Through one person sin entered the world, and through sin, death, and thus death came to all, inasmuch as all sinned. … For if by that one person’s transgression the many died, how much more did the grace of God and the gracious gift of the one person Jesus Christ overflow for the many (Romans 5:12, 15).
For since death came through a human being, the resurrection of the dead came also through a human being. For just as in Adam all die, so too in Christ shall all be brought to life (1 Corinthians 15:21-22).
Think how different the story of our redemption would be different without a historical Adam and Eve and the doctrine of original sin. Say, for example, that only the demons were evil. They torment us but they never successfully tempt us. Then the battle to save us would transpire entirely in heaven and hell—between St. Michael and Satan, perhaps. Or, imagine that our sin was the result of some physical contamination or some other impersonal force. In that case, salvation would occur simply through eradicating the contamination or eliminating that impersonal force.
Without Adam there would be no need for a Redeemer who bled for us, who cried out for us, and who gazed lovingly on the cross. Our belief in a real Incarnation—a God who assumed flesh and blood for our sake—is inextricably linked to the existence of a real historical flesh-and-blood Adam. No Adam, no Christ. This is why that wonderful Easter hymn calls the first sin of Adam and Eve a ‘happy fault.’
By the way, the same goes for Mary: without Eve we could not understand Mary—her role as the New Adam’s partner, her status as spiritual mother of all men, and her preservation from original sin.
The Quest for Paradise

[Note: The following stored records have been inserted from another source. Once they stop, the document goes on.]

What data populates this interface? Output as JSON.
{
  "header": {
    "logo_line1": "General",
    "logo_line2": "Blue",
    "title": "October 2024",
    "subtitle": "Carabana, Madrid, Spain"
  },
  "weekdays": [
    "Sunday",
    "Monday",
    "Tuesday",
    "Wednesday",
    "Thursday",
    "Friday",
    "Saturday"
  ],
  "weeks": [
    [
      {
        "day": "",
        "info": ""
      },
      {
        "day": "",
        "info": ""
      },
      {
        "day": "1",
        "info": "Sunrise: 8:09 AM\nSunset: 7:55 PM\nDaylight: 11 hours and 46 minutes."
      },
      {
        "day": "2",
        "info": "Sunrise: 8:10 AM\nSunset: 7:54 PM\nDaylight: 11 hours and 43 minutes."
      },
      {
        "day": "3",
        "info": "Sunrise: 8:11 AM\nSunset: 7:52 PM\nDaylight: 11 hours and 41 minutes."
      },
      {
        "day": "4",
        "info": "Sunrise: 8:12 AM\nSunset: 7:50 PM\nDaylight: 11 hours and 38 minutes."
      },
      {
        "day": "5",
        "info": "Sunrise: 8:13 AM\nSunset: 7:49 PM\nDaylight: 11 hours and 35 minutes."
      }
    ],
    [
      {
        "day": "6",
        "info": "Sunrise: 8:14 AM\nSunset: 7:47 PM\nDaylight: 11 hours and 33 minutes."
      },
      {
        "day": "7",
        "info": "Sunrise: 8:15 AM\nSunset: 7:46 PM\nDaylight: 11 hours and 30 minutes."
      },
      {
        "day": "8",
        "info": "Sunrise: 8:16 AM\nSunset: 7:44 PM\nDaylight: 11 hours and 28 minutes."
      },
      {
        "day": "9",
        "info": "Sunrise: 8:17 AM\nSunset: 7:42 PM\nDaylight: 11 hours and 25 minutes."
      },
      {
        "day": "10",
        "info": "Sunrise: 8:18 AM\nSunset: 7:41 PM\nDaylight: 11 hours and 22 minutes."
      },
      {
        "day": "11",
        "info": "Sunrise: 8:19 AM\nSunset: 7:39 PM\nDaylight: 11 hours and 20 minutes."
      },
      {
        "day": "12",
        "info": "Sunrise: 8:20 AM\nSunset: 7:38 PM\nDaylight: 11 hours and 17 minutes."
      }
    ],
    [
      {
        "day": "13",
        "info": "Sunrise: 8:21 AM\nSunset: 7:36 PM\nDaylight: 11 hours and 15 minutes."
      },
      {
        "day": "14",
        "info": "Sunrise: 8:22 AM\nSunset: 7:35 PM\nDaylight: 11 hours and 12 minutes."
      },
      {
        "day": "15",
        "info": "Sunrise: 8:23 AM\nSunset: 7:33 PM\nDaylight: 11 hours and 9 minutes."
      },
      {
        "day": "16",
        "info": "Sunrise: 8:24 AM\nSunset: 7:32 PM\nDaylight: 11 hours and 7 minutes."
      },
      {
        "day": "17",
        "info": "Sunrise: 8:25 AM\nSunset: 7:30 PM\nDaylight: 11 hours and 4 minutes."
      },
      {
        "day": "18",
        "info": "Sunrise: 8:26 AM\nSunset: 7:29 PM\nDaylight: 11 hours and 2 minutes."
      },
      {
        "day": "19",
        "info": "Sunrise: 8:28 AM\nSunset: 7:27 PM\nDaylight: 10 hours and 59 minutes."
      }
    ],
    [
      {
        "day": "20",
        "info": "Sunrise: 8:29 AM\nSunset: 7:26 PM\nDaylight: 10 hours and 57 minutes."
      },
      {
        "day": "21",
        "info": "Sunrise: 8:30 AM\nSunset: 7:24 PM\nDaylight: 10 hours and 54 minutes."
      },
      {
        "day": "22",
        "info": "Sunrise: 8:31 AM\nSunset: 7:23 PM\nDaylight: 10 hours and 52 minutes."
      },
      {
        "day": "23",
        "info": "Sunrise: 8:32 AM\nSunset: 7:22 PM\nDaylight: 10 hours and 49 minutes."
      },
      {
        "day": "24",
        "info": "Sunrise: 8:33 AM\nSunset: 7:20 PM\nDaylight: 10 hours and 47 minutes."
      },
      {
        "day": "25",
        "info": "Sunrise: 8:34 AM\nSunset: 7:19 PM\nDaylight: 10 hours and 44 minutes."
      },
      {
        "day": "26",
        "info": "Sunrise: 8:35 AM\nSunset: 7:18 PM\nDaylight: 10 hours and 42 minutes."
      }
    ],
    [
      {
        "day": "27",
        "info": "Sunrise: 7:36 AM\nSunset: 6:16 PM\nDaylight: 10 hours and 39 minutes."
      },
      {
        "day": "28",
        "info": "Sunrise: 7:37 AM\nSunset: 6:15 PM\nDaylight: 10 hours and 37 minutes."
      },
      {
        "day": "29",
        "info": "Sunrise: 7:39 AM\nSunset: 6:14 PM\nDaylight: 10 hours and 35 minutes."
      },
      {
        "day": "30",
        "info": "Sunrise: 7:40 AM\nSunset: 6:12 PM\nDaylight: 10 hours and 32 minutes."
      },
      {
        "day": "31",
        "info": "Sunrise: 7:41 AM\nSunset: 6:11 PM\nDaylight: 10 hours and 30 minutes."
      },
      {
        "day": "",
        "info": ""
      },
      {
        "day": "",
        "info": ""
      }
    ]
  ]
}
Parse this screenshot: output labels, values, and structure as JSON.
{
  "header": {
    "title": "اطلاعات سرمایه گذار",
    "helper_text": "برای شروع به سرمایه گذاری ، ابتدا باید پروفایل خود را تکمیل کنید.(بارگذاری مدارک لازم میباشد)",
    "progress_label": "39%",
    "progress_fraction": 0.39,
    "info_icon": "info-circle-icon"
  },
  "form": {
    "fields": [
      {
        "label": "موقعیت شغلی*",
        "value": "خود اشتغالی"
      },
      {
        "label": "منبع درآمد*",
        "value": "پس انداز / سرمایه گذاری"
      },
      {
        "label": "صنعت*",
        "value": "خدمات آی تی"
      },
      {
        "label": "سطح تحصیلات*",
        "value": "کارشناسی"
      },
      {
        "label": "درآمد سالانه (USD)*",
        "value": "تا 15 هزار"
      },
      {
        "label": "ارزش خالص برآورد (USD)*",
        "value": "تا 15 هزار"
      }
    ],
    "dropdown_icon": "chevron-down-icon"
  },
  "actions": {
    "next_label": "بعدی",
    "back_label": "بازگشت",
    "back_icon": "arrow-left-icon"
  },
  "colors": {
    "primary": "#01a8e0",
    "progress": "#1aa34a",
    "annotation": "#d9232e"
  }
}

St. Paul suggests that we are all earthly pilgrims (1 Corinthians 2:5). In one of his letters, J.R.R. Tolkien connects this lack of belonging, this sense of homelessness with Eden: “We all long for Eden, and we are constantly glimpsing it: our whole nature at its best and least corrupted, its gentlest and most human, is still soaked with the sense of exile.”
This sense of loss points us backward and forward. We are driven to recover the paradise that we once had. And we yearn for the paradise that is promised to us in the future.
But, of course, if we were never paradise-dwellers in the first place—if we were never in an original state of happiness and beauty, then our quest for paradise is a bit odd. We are longing for a home that is not truly ours. The story of Adam and Eve, as told in Scripture, thus becomes ours. Without them, we lose a vital piece of ourselves. Humanity becomes unmoored from history, adrift in the storm—a race of amnesiacs searching for a paradise they never knew.
That is why the debate over a historical Adam and Eve matters.